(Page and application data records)

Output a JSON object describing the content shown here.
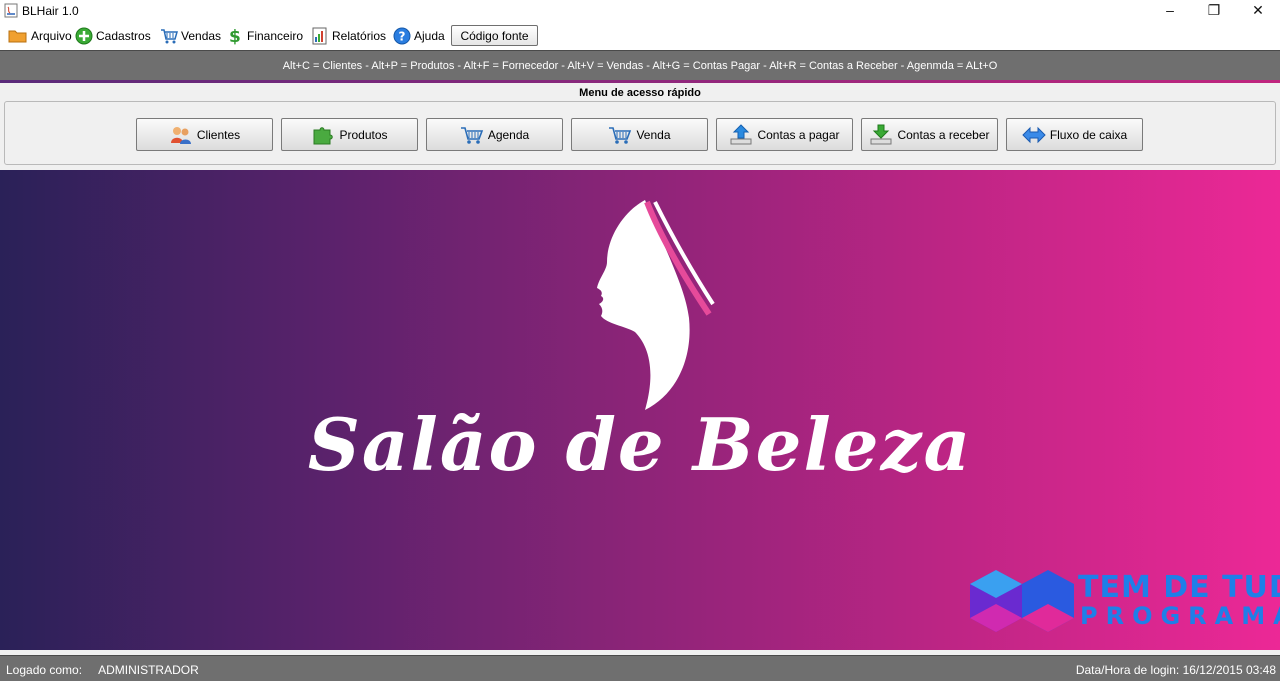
{
  "window": {
    "title": "BLHair 1.0",
    "icon": "java-app-icon",
    "controls": {
      "minimize": "–",
      "restore": "❐",
      "close": "✕"
    }
  },
  "menu": {
    "items": [
      {
        "label": "Arquivo",
        "icon": "folder-icon"
      },
      {
        "label": "Cadastros",
        "icon": "plus-circle-icon"
      },
      {
        "label": "Vendas",
        "icon": "cart-icon"
      },
      {
        "label": "Financeiro",
        "icon": "dollar-icon"
      },
      {
        "label": "Relatórios",
        "icon": "report-icon"
      },
      {
        "label": "Ajuda",
        "icon": "help-icon"
      }
    ],
    "source_button": "Código fonte"
  },
  "shortcuts": {
    "text": "Alt+C = Clientes   -   Alt+P = Produtos   -   Alt+F = Fornecedor   -   Alt+V = Vendas   -   Alt+G = Contas Pagar   -   Alt+R = Contas a Receber   -   Agenmda =  ALt+O"
  },
  "quick_access": {
    "title": "Menu de acesso rápido",
    "buttons": [
      {
        "label": "Clientes",
        "icon": "users-icon"
      },
      {
        "label": "Produtos",
        "icon": "puzzle-icon"
      },
      {
        "label": "Agenda",
        "icon": "cart-icon"
      },
      {
        "label": "Venda",
        "icon": "cart-icon"
      },
      {
        "label": "Contas a pagar",
        "icon": "upload-icon"
      },
      {
        "label": "Contas a receber",
        "icon": "download-icon"
      },
      {
        "label": "Fluxo de caixa",
        "icon": "double-arrow-icon"
      }
    ]
  },
  "banner": {
    "brand": "Salão de Beleza",
    "watermark_line1": "TEM DE TUDO",
    "watermark_line2": "PROGRAMAS",
    "colors": {
      "gradient_start": "#2a2158",
      "gradient_end": "#ec2896",
      "watermark": "#1e7fe8"
    }
  },
  "status": {
    "logged_label": "Logado como:",
    "logged_user": "ADMINISTRADOR",
    "login_label": "Data/Hora de login:",
    "login_time": "16/12/2015 03:48"
  }
}
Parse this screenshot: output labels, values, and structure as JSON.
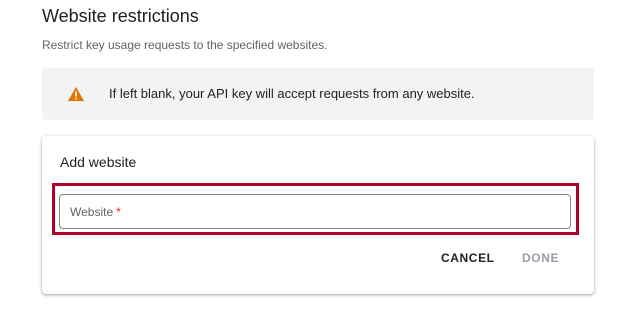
{
  "section": {
    "title": "Website restrictions",
    "subtitle": "Restrict key usage requests to the specified websites."
  },
  "warning": {
    "icon": "warning-triangle-icon",
    "icon_color": "#e37400",
    "text": "If left blank, your API key will accept requests from any website."
  },
  "add_card": {
    "title": "Add website",
    "input": {
      "label": "Website",
      "required_marker": "*",
      "value": ""
    },
    "buttons": {
      "cancel": "CANCEL",
      "done": "DONE"
    }
  },
  "colors": {
    "highlight_border": "#b0002a",
    "required": "#d93025",
    "disabled_text": "#9aa0a6"
  }
}
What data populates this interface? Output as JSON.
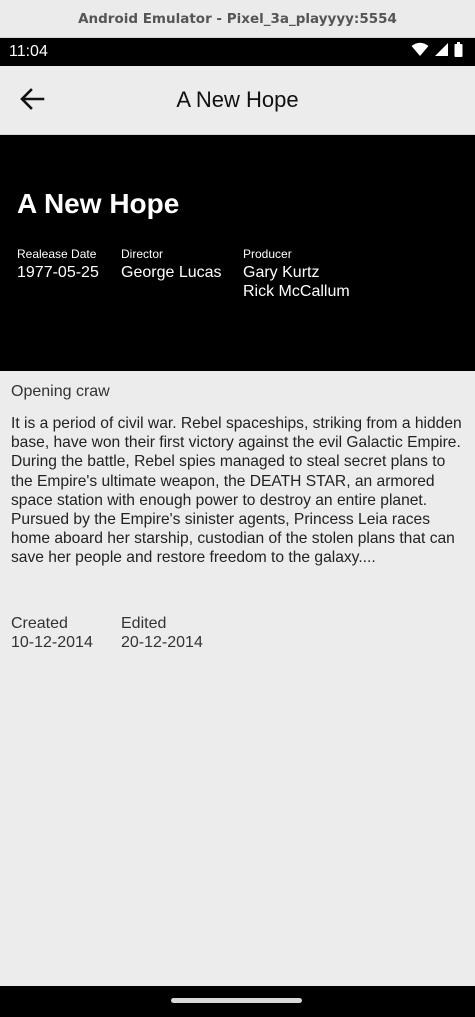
{
  "window": {
    "title": "Android Emulator - Pixel_3a_playyyy:5554"
  },
  "status_bar": {
    "time": "11:04"
  },
  "app_bar": {
    "title": "A New Hope"
  },
  "film": {
    "title": "A New Hope",
    "release_label": "Realease Date",
    "release_date": "1977-05-25",
    "director_label": "Director",
    "director": "George Lucas",
    "producer_label": "Producer",
    "producers": [
      "Gary Kurtz",
      "Rick McCallum"
    ],
    "opening_label": "Opening craw",
    "opening_crawl": "It is a period of civil war. Rebel spaceships, striking from a hidden base, have won their first victory against the evil Galactic Empire.  During the battle, Rebel spies managed to steal secret plans to the Empire's ultimate weapon, the DEATH STAR, an armored space station with enough power to destroy an entire planet.  Pursued by the Empire's sinister agents, Princess Leia races home aboard her starship, custodian of the stolen plans that can save her people and restore freedom to the galaxy....",
    "created_label": "Created",
    "created": "10-12-2014",
    "edited_label": "Edited",
    "edited": "20-12-2014"
  },
  "icons": {
    "back": "arrow-back-icon",
    "wifi": "wifi-icon",
    "signal": "signal-icon",
    "battery": "battery-icon"
  }
}
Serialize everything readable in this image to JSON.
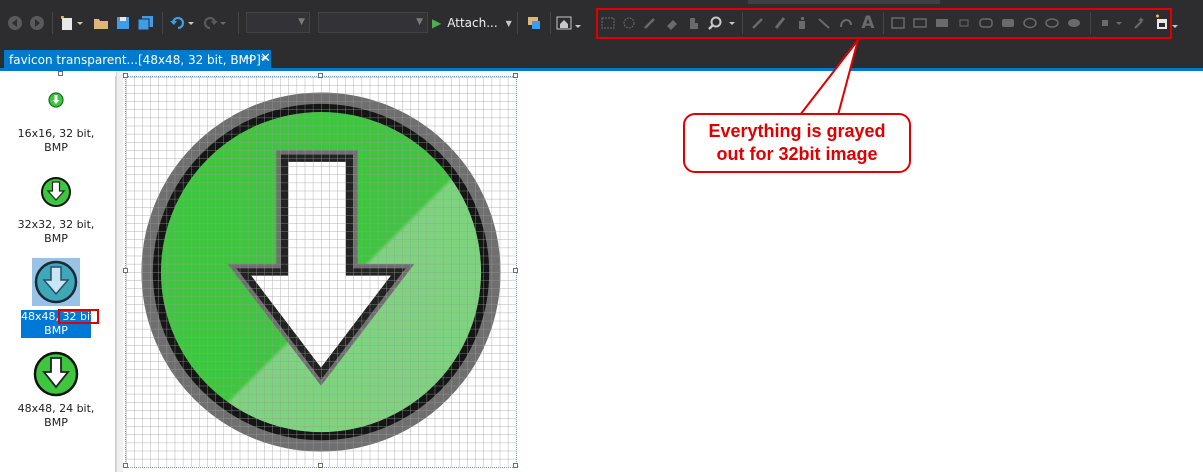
{
  "toolbar": {
    "attach_label": "Attach...",
    "attach_dropdown_icon": "chevron-down-icon",
    "icons": [
      "back-icon",
      "forward-icon",
      "new-item-icon",
      "open-folder-icon",
      "save-icon",
      "save-all-icon",
      "undo-icon",
      "redo-icon",
      "play-icon",
      "find-in-files-icon",
      "home-icon",
      "rect-select-icon",
      "lasso-select-icon",
      "color-picker-icon",
      "eraser-icon",
      "fill-icon",
      "zoom-icon",
      "pencil-icon",
      "brush-icon",
      "airbrush-icon",
      "line-icon",
      "curve-icon",
      "text-icon",
      "rectangle-outline-icon",
      "rectangle-filled-icon",
      "rounded-rect-icon",
      "ellipse-icon",
      "color-swatch-icon",
      "magic-wand-icon",
      "new-image-type-icon"
    ],
    "text_tool_glyph": "A"
  },
  "document_tab": {
    "title": "favicon transparent...[48x48, 32 bit, BMP]*",
    "pin_glyph": "⊣",
    "close_glyph": "✕"
  },
  "image_types": [
    {
      "label_line1": "16x16, 32 bit,",
      "label_line2": "BMP",
      "selected": false
    },
    {
      "label_line1": "32x32, 32 bit,",
      "label_line2": "BMP",
      "selected": false
    },
    {
      "label_prefix": "48x48,",
      "label_highlight": " 32 bit,",
      "label_line2": "BMP",
      "selected": true
    },
    {
      "label_line1": "48x48, 24 bit,",
      "label_line2": "BMP",
      "selected": false
    }
  ],
  "callout": {
    "line1": "Everything is grayed",
    "line2": "out for 32bit image"
  },
  "colors": {
    "vs_dark": "#2d2d30",
    "accent_blue": "#007acc",
    "annotation_red": "#e00000",
    "icon_green": "#3ec63e",
    "icon_light_green": "#7ed47e"
  }
}
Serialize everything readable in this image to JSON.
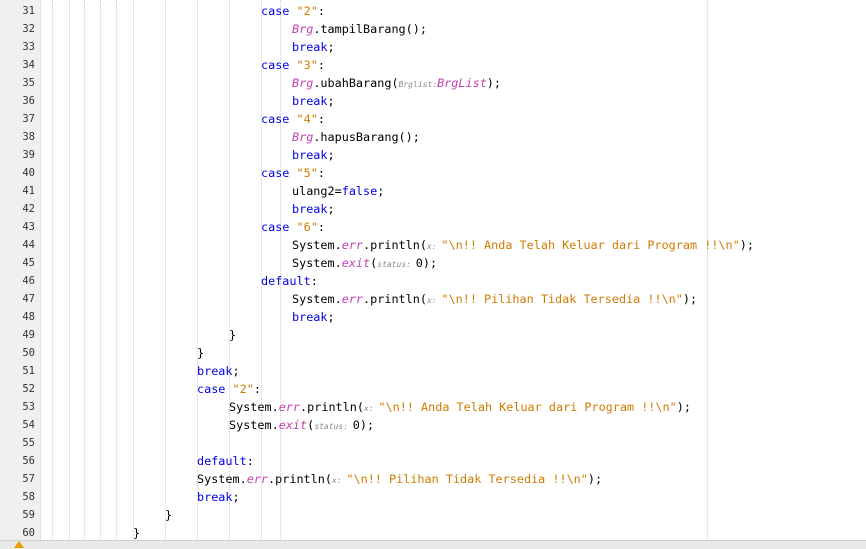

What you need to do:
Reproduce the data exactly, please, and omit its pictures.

Solution to the problem:
Output a JSON object describing the content shown here.
{
  "window": {
    "title": "BLHair 1.0",
    "icon": "java-app-icon",
    "controls": {
      "minimize": "–",
      "restore": "❐",
      "close": "✕"
    }
  },
  "menu": {
    "items": [
      {
        "label": "Arquivo",
        "icon": "folder-icon"
      },
      {
        "label": "Cadastros",
        "icon": "plus-circle-icon"
      },
      {
        "label": "Vendas",
        "icon": "cart-icon"
      },
      {
        "label": "Financeiro",
        "icon": "dollar-icon"
      },
      {
        "label": "Relatórios",
        "icon": "report-icon"
      },
      {
        "label": "Ajuda",
        "icon": "help-icon"
      }
    ],
    "source_button": "Código fonte"
  },
  "shortcuts": {
    "text": "Alt+C = Clientes   -   Alt+P = Produtos   -   Alt+F = Fornecedor   -   Alt+V = Vendas   -   Alt+G = Contas Pagar   -   Alt+R = Contas a Receber   -   Agenmda =  ALt+O"
  },
  "quick_access": {
    "title": "Menu de acesso rápido",
    "buttons": [
      {
        "label": "Clientes",
        "icon": "users-icon"
      },
      {
        "label": "Produtos",
        "icon": "puzzle-icon"
      },
      {
        "label": "Agenda",
        "icon": "cart-icon"
      },
      {
        "label": "Venda",
        "icon": "cart-icon"
      },
      {
        "label": "Contas a pagar",
        "icon": "upload-icon"
      },
      {
        "label": "Contas a receber",
        "icon": "download-icon"
      },
      {
        "label": "Fluxo de caixa",
        "icon": "double-arrow-icon"
      }
    ]
  },
  "banner": {
    "brand": "Salão de Beleza",
    "watermark_line1": "TEM DE TUDO",
    "watermark_line2": "PROGRAMAS",
    "colors": {
      "gradient_start": "#2a2158",
      "gradient_end": "#ec2896",
      "watermark": "#1e7fe8"
    }
  },
  "status": {
    "logged_label": "Logado como:",
    "logged_user": "ADMINISTRADOR",
    "login_label": "Data/Hora de login:",
    "login_time": "16/12/2015 03:48"
  }
}
Parse this screenshot: output labels, values, and structure as JSON.
{
  "section": {
    "title": "Website restrictions",
    "subtitle": "Restrict key usage requests to the specified websites."
  },
  "warning": {
    "icon": "warning-triangle-icon",
    "icon_color": "#e37400",
    "text": "If left blank, your API key will accept requests from any website."
  },
  "add_card": {
    "title": "Add website",
    "input": {
      "label": "Website",
      "required_marker": "*",
      "value": ""
    },
    "buttons": {
      "cancel": "CANCEL",
      "done": "DONE"
    }
  },
  "colors": {
    "highlight_border": "#b0002a",
    "required": "#d93025",
    "disabled_text": "#9aa0a6"
  }
}
What data populates this interface? Output as JSON.
{
  "window": {
    "title": "Android Emulator - Pixel_3a_playyyy:5554"
  },
  "status_bar": {
    "time": "11:04"
  },
  "app_bar": {
    "title": "A New Hope"
  },
  "film": {
    "title": "A New Hope",
    "release_label": "Realease Date",
    "release_date": "1977-05-25",
    "director_label": "Director",
    "director": "George Lucas",
    "producer_label": "Producer",
    "producers": [
      "Gary Kurtz",
      "Rick McCallum"
    ],
    "opening_label": "Opening craw",
    "opening_crawl": "It is a period of civil war. Rebel spaceships, striking from a hidden base, have won their first victory against the evil Galactic Empire.  During the battle, Rebel spies managed to steal secret plans to the Empire's ultimate weapon, the DEATH STAR, an armored space station with enough power to destroy an entire planet.  Pursued by the Empire's sinister agents, Princess Leia races home aboard her starship, custodian of the stolen plans that can save her people and restore freedom to the galaxy....",
    "created_label": "Created",
    "created": "10-12-2014",
    "edited_label": "Edited",
    "edited": "20-12-2014"
  },
  "icons": {
    "back": "arrow-back-icon",
    "wifi": "wifi-icon",
    "signal": "signal-icon",
    "battery": "battery-icon"
  }
}
Serialize everything readable in this image to JSON.
{
  "toolbar": {
    "attach_label": "Attach...",
    "attach_dropdown_icon": "chevron-down-icon",
    "icons": [
      "back-icon",
      "forward-icon",
      "new-item-icon",
      "open-folder-icon",
      "save-icon",
      "save-all-icon",
      "undo-icon",
      "redo-icon",
      "play-icon",
      "find-in-files-icon",
      "home-icon",
      "rect-select-icon",
      "lasso-select-icon",
      "color-picker-icon",
      "eraser-icon",
      "fill-icon",
      "zoom-icon",
      "pencil-icon",
      "brush-icon",
      "airbrush-icon",
      "line-icon",
      "curve-icon",
      "text-icon",
      "rectangle-outline-icon",
      "rectangle-filled-icon",
      "rounded-rect-icon",
      "ellipse-icon",
      "color-swatch-icon",
      "magic-wand-icon",
      "new-image-type-icon"
    ],
    "text_tool_glyph": "A"
  },
  "document_tab": {
    "title": "favicon transparent...[48x48, 32 bit, BMP]*",
    "pin_glyph": "⊣",
    "close_glyph": "✕"
  },
  "image_types": [
    {
      "label_line1": "16x16, 32 bit,",
      "label_line2": "BMP",
      "selected": false
    },
    {
      "label_line1": "32x32, 32 bit,",
      "label_line2": "BMP",
      "selected": false
    },
    {
      "label_prefix": "48x48,",
      "label_highlight": " 32 bit,",
      "label_line2": "BMP",
      "selected": true
    },
    {
      "label_line1": "48x48, 24 bit,",
      "label_line2": "BMP",
      "selected": false
    }
  ],
  "callout": {
    "line1": "Everything is grayed",
    "line2": "out for 32bit image"
  },
  "colors": {
    "vs_dark": "#2d2d30",
    "accent_blue": "#007acc",
    "annotation_red": "#e00000",
    "icon_green": "#3ec63e",
    "icon_light_green": "#7ed47e"
  }
}
Serialize everything readable in this image to JSON.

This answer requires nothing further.